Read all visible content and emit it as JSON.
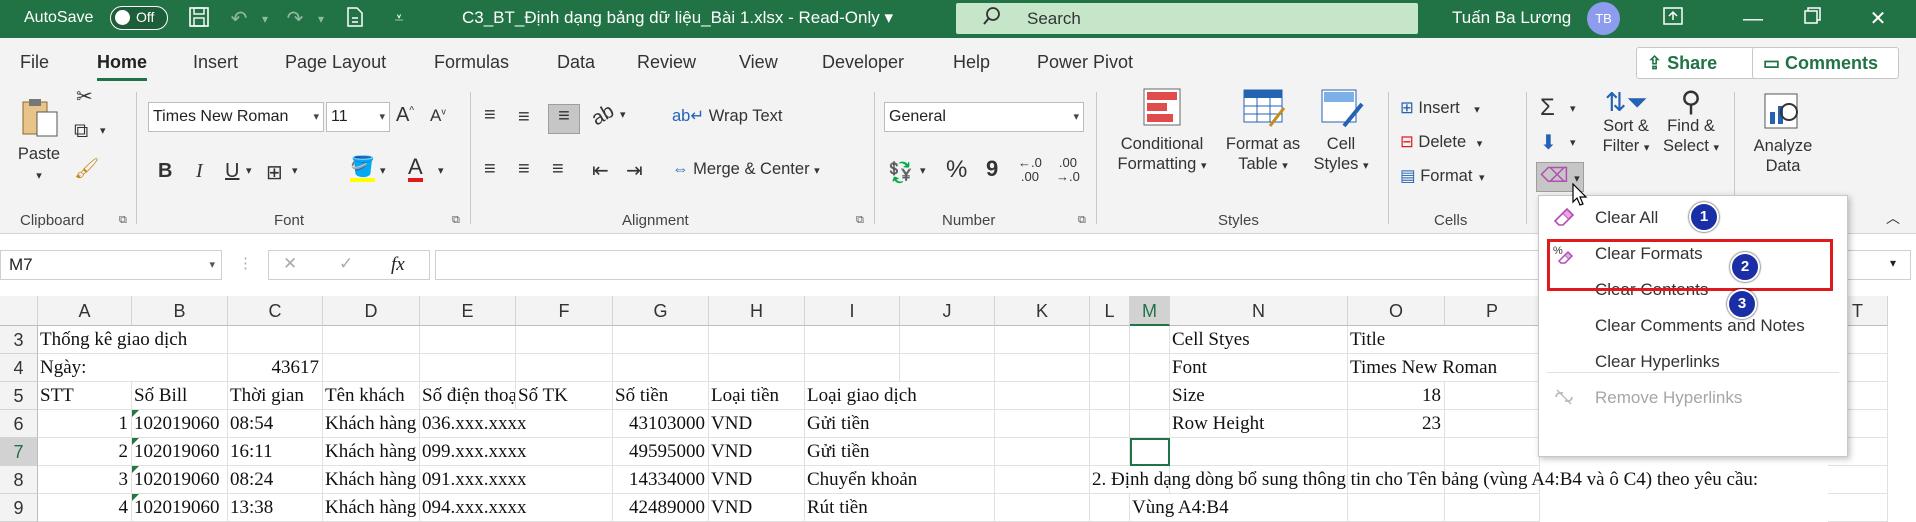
{
  "title_bar": {
    "autosave_label": "AutoSave",
    "autosave_state": "Off",
    "filename": "C3_BT_Định dạng bảng dữ liệu_Bài 1.xlsx  -  Read-Only",
    "filename_caret": "▾",
    "search_placeholder": "Search",
    "user_name": "Tuấn Ba Lương",
    "user_initials": "TB"
  },
  "tabs": [
    "File",
    "Home",
    "Insert",
    "Page Layout",
    "Formulas",
    "Data",
    "Review",
    "View",
    "Developer",
    "Help",
    "Power Pivot"
  ],
  "share_label": "Share",
  "comments_label": "Comments",
  "ribbon": {
    "clipboard": {
      "paste": "Paste",
      "group": "Clipboard"
    },
    "font": {
      "name": "Times New Roman",
      "size": "11",
      "group": "Font",
      "bold": "B",
      "italic": "I",
      "underline": "U"
    },
    "alignment": {
      "wrap_text": "Wrap Text",
      "merge_center": "Merge & Center",
      "group": "Alignment"
    },
    "number": {
      "format": "General",
      "percent": "%",
      "comma": "9",
      "group": "Number"
    },
    "styles": {
      "conditional_formatting": [
        "Conditional",
        "Formatting"
      ],
      "format_as_table": [
        "Format as",
        "Table"
      ],
      "cell_styles": [
        "Cell",
        "Styles"
      ],
      "group": "Styles"
    },
    "cells": {
      "insert": "Insert",
      "delete": "Delete",
      "format": "Format",
      "group": "Cells"
    },
    "editing": {
      "sort_filter": [
        "Sort &",
        "Filter"
      ],
      "find_select": [
        "Find &",
        "Select"
      ]
    },
    "analysis": {
      "analyze_data": [
        "Analyze",
        "Data"
      ]
    }
  },
  "formula_bar": {
    "name_box": "M7",
    "cancel": "✕",
    "enter": "✓",
    "fx": "fx",
    "content": ""
  },
  "columns": [
    "A",
    "B",
    "C",
    "D",
    "E",
    "F",
    "G",
    "H",
    "I",
    "J",
    "K",
    "L",
    "M",
    "N",
    "O",
    "P",
    "T"
  ],
  "selected_column": "M",
  "rows": [
    {
      "num": "3",
      "cells": {
        "A": "Thống kê giao dịch",
        "N": "Cell Styes",
        "O": "Title"
      }
    },
    {
      "num": "4",
      "cells": {
        "A": "Ngày:",
        "C": "43617",
        "N": "Font",
        "O": "Times New Roman"
      }
    },
    {
      "num": "5",
      "cells": {
        "A": "STT",
        "B": "Số Bill",
        "C": "Thời gian",
        "D": "Tên khách",
        "E": "Số điện thoại",
        "F": "Số TK",
        "G": "Số tiền",
        "H": "Loại tiền",
        "I": "Loại giao dịch",
        "N": "Size",
        "O": "18"
      }
    },
    {
      "num": "6",
      "cells": {
        "A": "1",
        "B": "102019060",
        "C": "08:54",
        "D": "Khách hàng",
        "E": "036.xxx.xxxx",
        "G": "43103000",
        "H": "VND",
        "I": "Gửi tiền",
        "N": "Row Height",
        "O": "23"
      }
    },
    {
      "num": "7",
      "cells": {
        "A": "2",
        "B": "102019060",
        "C": "16:11",
        "D": "Khách hàng",
        "E": "099.xxx.xxxx",
        "G": "49595000",
        "H": "VND",
        "I": "Gửi tiền"
      }
    },
    {
      "num": "8",
      "cells": {
        "A": "3",
        "B": "102019060",
        "C": "08:24",
        "D": "Khách hàng",
        "E": "091.xxx.xxxx",
        "G": "14334000",
        "H": "VND",
        "I": "Chuyển khoản",
        "L": "2. Định dạng dòng bổ sung thông tin cho Tên bảng (vùng A4:B4 và ô C4) theo yêu cầu:"
      }
    },
    {
      "num": "9",
      "cells": {
        "A": "4",
        "B": "102019060",
        "C": "13:38",
        "D": "Khách hàng",
        "E": "094.xxx.xxxx",
        "G": "42489000",
        "H": "VND",
        "I": "Rút tiền",
        "M": "Vùng A4:B4"
      }
    }
  ],
  "clear_menu": {
    "items": [
      {
        "label": "Clear All",
        "icon": "eraser-icon",
        "disabled": false
      },
      {
        "label": "Clear Formats",
        "icon": "clear-formats-icon",
        "disabled": false
      },
      {
        "label": "Clear Contents",
        "icon": "",
        "disabled": false
      },
      {
        "label": "Clear Comments and Notes",
        "icon": "",
        "disabled": false
      },
      {
        "label": "Clear Hyperlinks",
        "icon": "",
        "disabled": false
      },
      {
        "label": "Remove Hyperlinks",
        "icon": "unlink-icon",
        "disabled": true
      }
    ],
    "badges": [
      "1",
      "2",
      "3"
    ]
  },
  "colors": {
    "excel_green": "#217346",
    "highlight_red": "#e0191c",
    "badge_blue": "#1a2ea6"
  }
}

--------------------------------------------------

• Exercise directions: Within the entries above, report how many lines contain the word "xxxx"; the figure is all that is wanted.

• Written reply: 4